When I was a teenager, my father used to tell me—“I can’t wait for you to have kids! Then you will know what I am going through!” I hated when he said that. I loved to bait my father, and he would react predictably. Now, in my adult shoes, worn for many years, I feel bad about how I treated him. But of course, at the time, I was just acting like teens do–practicing my debating and negotiating skills, and flexing my intellectual muscles that I would later use in adult life.
One of the many challenges of parental life is our inability to really remember what it is like to be a kid. We do remember experiences, but we recall them through adult eyes. We are unable to recapture the lived experience of ourselves as children. We remember just the outside shell of those moments.
Recently, I was talking to a friend who is struggling with her son, Joe. She and her husband were very competitive athletes in high school and college. Their daughter is also a top basketball player (like her mom— Dad was a top football player). Joe’s problem—he’s short and not very coordinated! Both parents enjoy watching his sister’s basketball games. Joe feels like an outsider in his own family. He desperately wants to participate in the family legacy, but ends up sitting on the bench when he plays a sport. He sometimes wonders if his parents picked up the wrong baby when they brought him home from the hospital.

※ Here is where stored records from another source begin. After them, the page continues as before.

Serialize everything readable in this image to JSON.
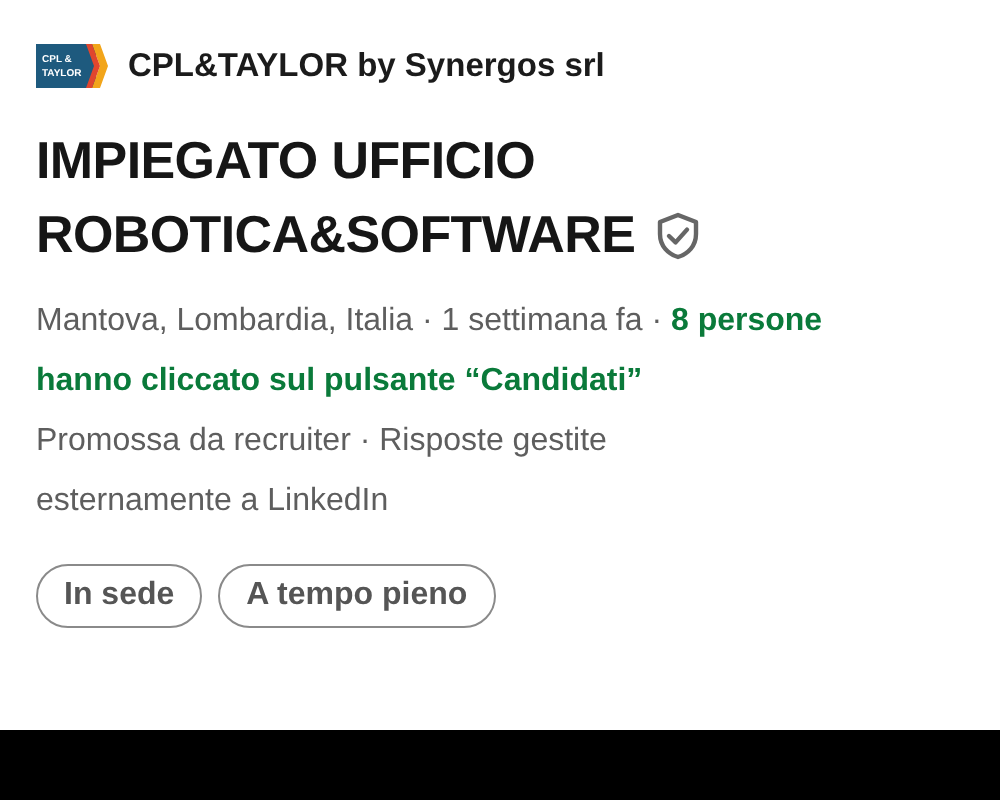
{
  "company": {
    "logo_lines": [
      "CPL &",
      "TAYLOR"
    ],
    "name": "CPL&TAYLOR by Synergos srl"
  },
  "job": {
    "title_lines": [
      "IMPIEGATO UFFICIO",
      "ROBOTICA&SOFTWARE"
    ],
    "verified": true
  },
  "meta": {
    "location": "Mantova, Lombardia, Italia · 1 settimana fa · ",
    "applicants": "8 persone hanno cliccato sul pulsante “Candidati”"
  },
  "note": "Promossa da recruiter · Risposte gestite esternamente a LinkedIn",
  "chips": [
    "In sede",
    "A tempo pieno"
  ]
}
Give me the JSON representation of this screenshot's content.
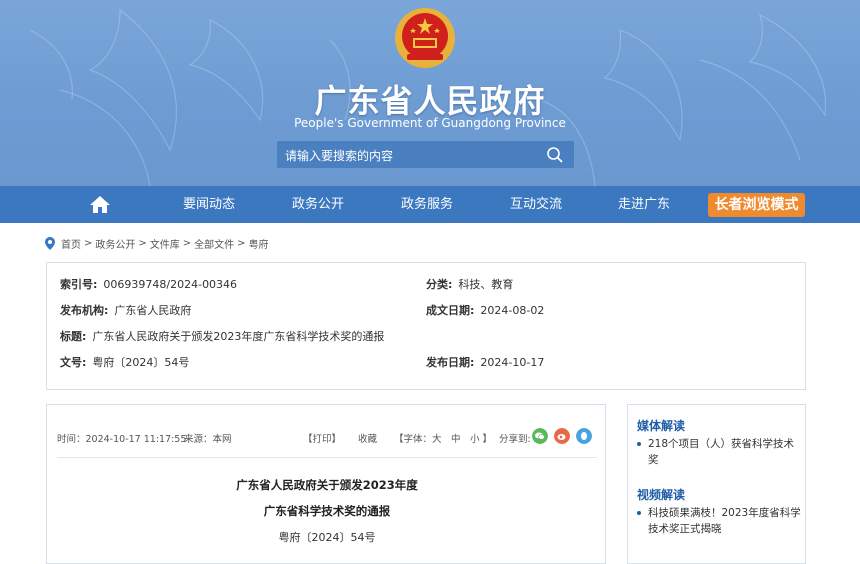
{
  "header": {
    "title": "广东省人民政府",
    "subtitle": "People's Government of Guangdong Province",
    "search_placeholder": "请输入要搜索的内容"
  },
  "nav": {
    "items": [
      "要闻动态",
      "政务公开",
      "政务服务",
      "互动交流",
      "走进广东"
    ],
    "elder_mode": "长者浏览模式"
  },
  "breadcrumb": [
    "首页",
    ">",
    "政务公开",
    ">",
    "文件库",
    ">",
    "全部文件",
    ">",
    "粤府"
  ],
  "meta": {
    "index_label": "索引号:",
    "index_value": "006939748/2024-00346",
    "category_label": "分类:",
    "category_value": "科技、教育",
    "issuer_label": "发布机构:",
    "issuer_value": "广东省人民政府",
    "created_label": "成文日期:",
    "created_value": "2024-08-02",
    "title_label": "标题:",
    "title_value": "广东省人民政府关于颁发2023年度广东省科学技术奖的通报",
    "docno_label": "文号:",
    "docno_value": "粤府〔2024〕54号",
    "published_label": "发布日期:",
    "published_value": "2024-10-17"
  },
  "article": {
    "time": "时间：2024-10-17 11:17:55",
    "source": "来源：本网",
    "print": "【打印】",
    "favorite": "收藏",
    "font_size": "【字体：大　中　小 】",
    "share": "分享到:",
    "title_line1": "广东省人民政府关于颁发2023年度",
    "title_line2": "广东省科学技术奖的通报",
    "doc_no": "粤府〔2024〕54号"
  },
  "sidebar": {
    "media_heading": "媒体解读",
    "media_item": "218个项目（人）获省科学技术奖",
    "video_heading": "视频解读",
    "video_item": "科技硕果满枝！2023年度省科学技术奖正式揭晓"
  },
  "colors": {
    "banner": "#6d9bd2",
    "nav": "#3b78c0",
    "elder_button": "#f08a2e",
    "heading_blue": "#1f5ea8"
  }
}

While his loving parents try to reassure him that they don’t really care if he is athletic, Joe just doesn’t believe them. He feels like an outcast. At times, he feels depressed and dejected. He doesn’t feel like his parents “really understand” him.
I remember my youngest daughter telling my wife and I that she was “different” than her parents and her older sister. We were “intellectuals that liked to read”. She notified us that she hated reading and that the only thing that was important to her was to make the varsity cheerleading squad! We dutifully went to her games and watched her jump up and down with pompoms in hand. As much as we were happy that she achieved her goal, it was hard for us to really relate to her accomplishment. And she knew it.
I remember my mother telling me that I could be anything I wanted to be in life. I took this to mean that I could get a PhD in any field I wanted. My middle brother, a stellar student, suffered because he wasn’t really interested in academia—he wanted to be a small businessman.
Joe’s mom tries reassure her son that success in athletics is not really important to her. She wants Joe to find himself. But Joe isn’t reassured. He wants his Mom’s approval on the family’s playing field–sports. And, he doesn’t really know where his talents and interests lie.
Family and cultural expectations are transmitted wordlessly. Kids just know what their parent’s want and dream for. They feel bad when they don’t have the interest or the abilities required.
So what can parents do?
Your kids have to figure these things out on their own. Reconciling whom you really are with cultural and family expectations is an important part of adolescent and young adult development. No one can do it for you and reassurance doesn’t help. Better for parents to acknowledge the pain of this challenge and to express their confidence that their son or daughter will find the right answer for them.
Just listen. That is easier said than done. It is hard to listen to our child’s pain without trying to ease it or take it way. In these individual struggles, we are helpless to take away their suffering.
Ask your teen what are the different ways they might handle this problem. Joe’s mom listened to him talk about his feelings. It was hard for her to hear his suffering. Acknowledging that it is hard to be so different than his parents and sister, she asked him what might be some different ways of coping with the dilemma. This question helps Joe consider the possibilities, rather than just feel bad.
Share your own insights and experiences with this dilemma.